Grenfell Tower Cladding – One Year On.
We’re a little over a year away from the awful fire of Grenfell Tower. it is suspected that an appliance fire spread faster than normal (due to unsafe materials) through a building costing over 80 lives.
Without a doubt this tragedy should never have happened and it is thought that if better oversight had stopped the Grenfell Tower Cladding being used then this maybe could have been avoided. Many in the construction industry had the realization that it would take a cataclysmic failure (though we hoped it wouldn’t cost lives) to stop the constant cost cutting within the cladding and construction industry.
You might ask yourself, Why is cladding so popular? The truth is, that for the most part, it is because it’s quick and easy to install and it can be so aesthetically pleasing, especially if done right.
However, if we are to carry on with the cladding being the popular choice of architects and designers, we need to instill confidence into the end user that they will be safe inside every cladded building. So why stop at the cladding and insulation?
The industry has to be better, from top to bottom moving forward, I would suggest proper training, as in apprenticeships, abolishing NVQ’s entirely (on the job assessments are hardly training at all), on the back of that, the return of QUALITY products – The word “Quality” must return to the construction industry as soon as possible.
In the last three decades we have seen aluminium cladding like the Grenfell Tower Cladding gradually reduce in thickness until its paper thin. We have no doubt that cost cutting has had a detrimental effect on most materials within the construction industry. This race to the bottom (pricing wise) has got to stop.
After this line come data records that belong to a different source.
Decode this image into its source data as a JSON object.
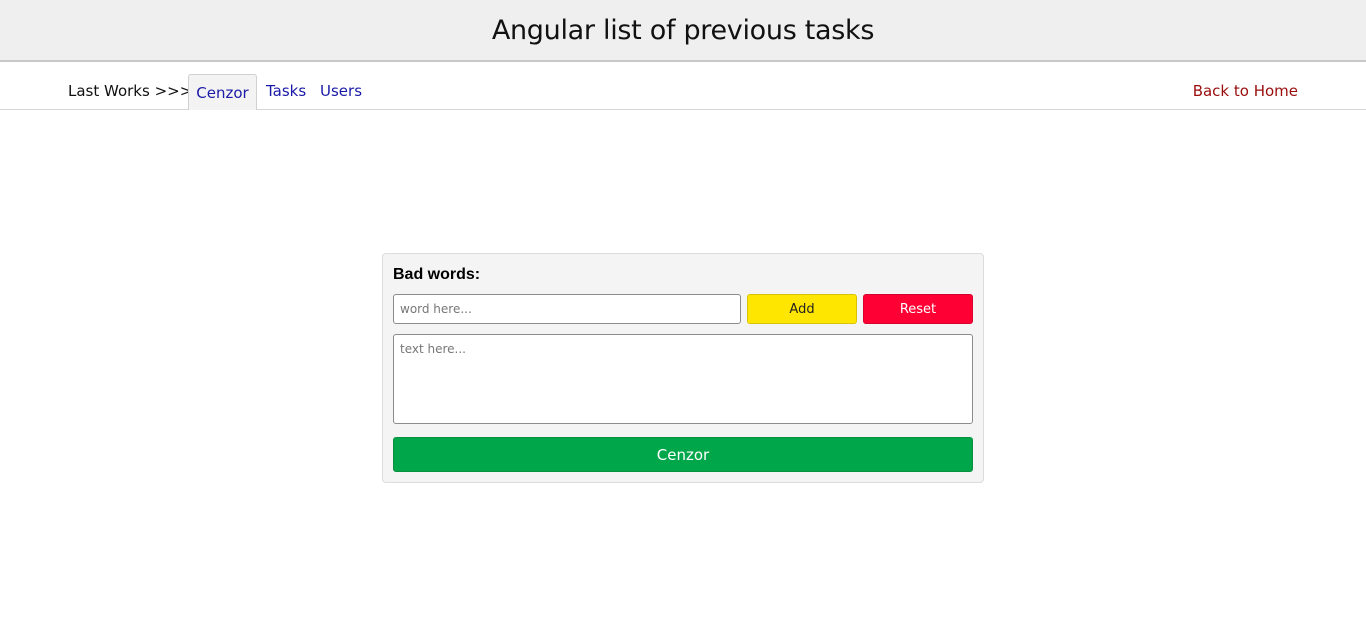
{
  "header": {
    "title": "Angular list of previous tasks"
  },
  "nav": {
    "prefix": "Last Works >>>",
    "tabs": [
      {
        "label": "Cenzor",
        "active": true
      },
      {
        "label": "Tasks",
        "active": false
      },
      {
        "label": "Users",
        "active": false
      }
    ],
    "home_link": "Back to Home"
  },
  "panel": {
    "title": "Bad words:",
    "word_input": {
      "value": "",
      "placeholder": "word here..."
    },
    "add_label": "Add",
    "reset_label": "Reset",
    "text_area": {
      "value": "",
      "placeholder": "text here..."
    },
    "cenzor_label": "Cenzor"
  },
  "colors": {
    "add": "#ffe600",
    "reset": "#ff0035",
    "cenzor": "#00a74a",
    "tab_link": "#1a1aa8",
    "home_link": "#9a0d0d"
  }
}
It has been suggested that “In-tumescent” strips within the cladding may have helped in the Grenfell Tower Cladding in preventing the spread of fire, but if the insulation is combustible, the in-tumescent strips would have been surpassed by flames before it could have taken effect. It seems pretty shocking that the actual insulation had not been fire tested. Especially as when you think of the “chimney” effect that cladding, by its very design creates.
We at Gapple are proud to be a member of the IRF (In-Situ Repair Federation).
The IRF represent the interests of an ever growing number of “repair” specialists within the construction industry. After all, if we are going to repair and respray cladding panels, we expect to be safe in the knowledge that our repair systems and techniques would not contribute to such a disaster as Grenfell.
The IRF are advocating for all Repair Systems to be tested prior to any materials being used on site as well as pushing to get all Repair Technicians approved to apply such repair systems, so that the architect/owner/main contractor are safe in the knowledge that all repairs will be done professionally and will not create a major issue or liability.
With all of the pointless legislation and qualifications we currently have to face out there, which, although we comply with, we find the logic hard to agree with at times. We are pleased to at last we have a body that is forward thinking and are totally on the ball when it comes to the repair industry. This means that ALL of our clients can be safe in the knowledge that our repair systems have been approved as fit for purpose and safe.
In conclusion I hope the horror of the Grenfell Tower disaster can affect real change through how the industry as a whole operates and be a forging moment in ensuring this cant happen again.
I for one want to “Bring the quality back”.